EXERCISE GOAL: Check each line of the material that follows, and copy those holding the string "text".

--- START ---

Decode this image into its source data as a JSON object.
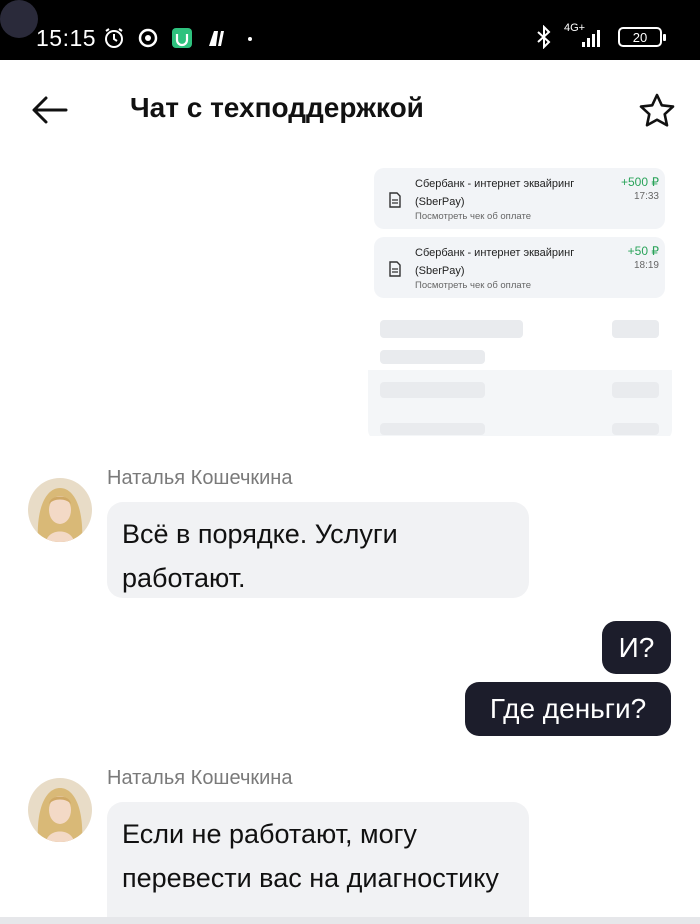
{
  "status_bar": {
    "time": "15:15",
    "network": "4G+",
    "battery": "20",
    "icons": [
      "alarm-icon",
      "vpn-icon",
      "app-badge-icon",
      "app-logo-icon",
      "dot-icon",
      "bluetooth-icon",
      "signal-icon",
      "battery-icon"
    ]
  },
  "header": {
    "title": "Чат с техподдержкой",
    "back_icon": "arrow-left-icon",
    "favorite_icon": "star-icon"
  },
  "receipt_image": {
    "transactions": [
      {
        "merchant": "Сбербанк - интернет эквайринг (SberPay)",
        "amount": "+500 ₽",
        "time": "17:33",
        "link": "Посмотреть чек об оплате",
        "icon": "document-icon"
      },
      {
        "merchant": "Сбербанк - интернет эквайринг (SberPay)",
        "amount": "+50 ₽",
        "time": "18:19",
        "link": "Посмотреть чек об оплате",
        "icon": "document-icon"
      }
    ]
  },
  "messages": [
    {
      "direction": "in",
      "sender": "Наталья Кошечкина",
      "text": "Всё в порядке. Услуги работают."
    },
    {
      "direction": "out",
      "text": "И?"
    },
    {
      "direction": "out",
      "text": "Где деньги?"
    },
    {
      "direction": "in",
      "sender": "Наталья Кошечкина",
      "text": "Если не работают, могу перевести вас на диагностику"
    }
  ],
  "colors": {
    "status_bar_bg": "#000000",
    "outgoing_bubble": "#1c1d2b",
    "incoming_bubble": "#f1f2f4",
    "amount_positive": "#2aa35a",
    "sender_name": "#7a7a7a"
  }
}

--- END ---

SOLUTION FOR THIS PROBLEM:
      "text": "Всё в порядке. Услуги работают."
      "text": "И?"
      "text": "Где деньги?"
      "text": "Если не работают, могу перевести вас на диагностику"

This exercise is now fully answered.